*** Begin section ***
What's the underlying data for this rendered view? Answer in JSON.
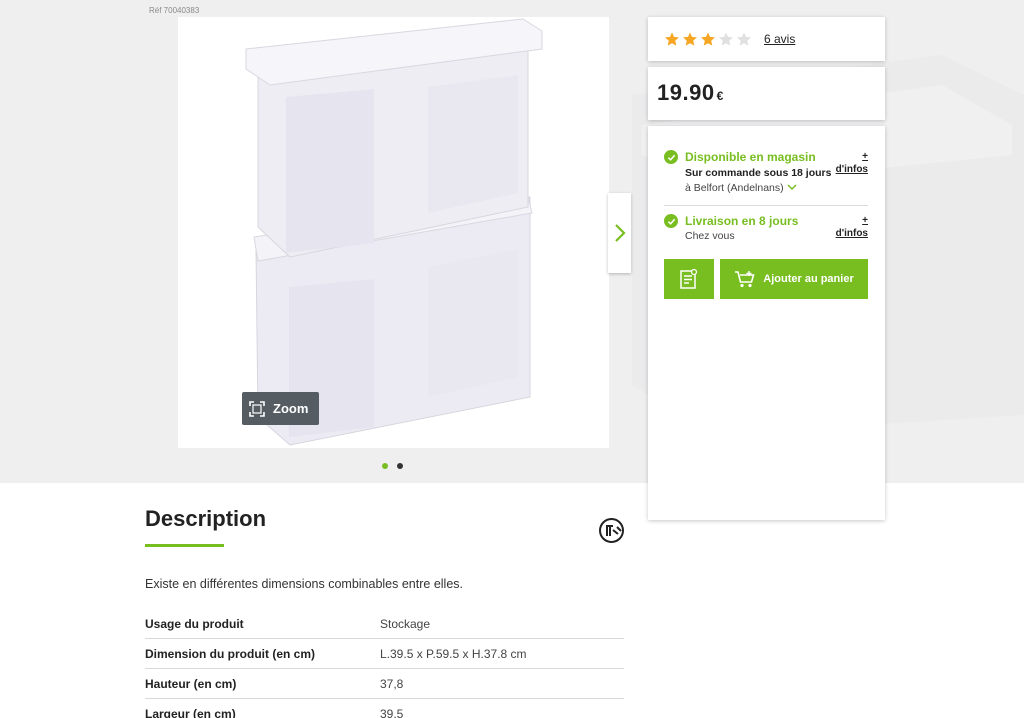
{
  "product": {
    "ref": "Réf 70040383",
    "zoom_label": "Zoom",
    "carousel_dots": 2,
    "active_dot": 0
  },
  "rating": {
    "stars": 3,
    "max_stars": 5,
    "reviews_label": "6 avis"
  },
  "price": {
    "amount": "19.90",
    "currency": "€"
  },
  "availability": {
    "store": {
      "title": "Disponible en magasin",
      "line1": "Sur commande sous 18 jours",
      "line2": "à Belfort (Andelnans)",
      "more_plus": "+",
      "more_label": "d'infos"
    },
    "delivery": {
      "title": "Livraison en 8 jours",
      "line1": "Chez vous",
      "more_plus": "+",
      "more_label": "d'infos"
    },
    "add_to_cart_label": "Ajouter au panier"
  },
  "description": {
    "title": "Description",
    "text": "Existe en différentes dimensions combinables entre elles.",
    "specs": [
      {
        "label": "Usage du produit",
        "value": "Stockage"
      },
      {
        "label": "Dimension du produit (en cm)",
        "value": "L.39.5 x P.59.5 x H.37.8 cm"
      },
      {
        "label": "Hauteur (en cm)",
        "value": "37,8"
      },
      {
        "label": "Largeur (en cm)",
        "value": "39,5"
      }
    ]
  },
  "colors": {
    "brand_green": "#78be20",
    "star": "#f5a623",
    "star_empty": "#e0e0e0"
  }
}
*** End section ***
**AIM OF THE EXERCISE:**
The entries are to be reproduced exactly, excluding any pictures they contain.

**OUTPUT OF THE TASK:**
What's the underlying data for this rendered view? Answer in JSON.
{
  "product": {
    "ref": "Réf 70040383",
    "zoom_label": "Zoom",
    "carousel_dots": 2,
    "active_dot": 0
  },
  "rating": {
    "stars": 3,
    "max_stars": 5,
    "reviews_label": "6 avis"
  },
  "price": {
    "amount": "19.90",
    "currency": "€"
  },
  "availability": {
    "store": {
      "title": "Disponible en magasin",
      "line1": "Sur commande sous 18 jours",
      "line2": "à Belfort (Andelnans)",
      "more_plus": "+",
      "more_label": "d'infos"
    },
    "delivery": {
      "title": "Livraison en 8 jours",
      "line1": "Chez vous",
      "more_plus": "+",
      "more_label": "d'infos"
    },
    "add_to_cart_label": "Ajouter au panier"
  },
  "description": {
    "title": "Description",
    "text": "Existe en différentes dimensions combinables entre elles.",
    "specs": [
      {
        "label": "Usage du produit",
        "value": "Stockage"
      },
      {
        "label": "Dimension du produit (en cm)",
        "value": "L.39.5 x P.59.5 x H.37.8 cm"
      },
      {
        "label": "Hauteur (en cm)",
        "value": "37,8"
      },
      {
        "label": "Largeur (en cm)",
        "value": "39,5"
      }
    ]
  },
  "colors": {
    "brand_green": "#78be20",
    "star": "#f5a623",
    "star_empty": "#e0e0e0"
  }
}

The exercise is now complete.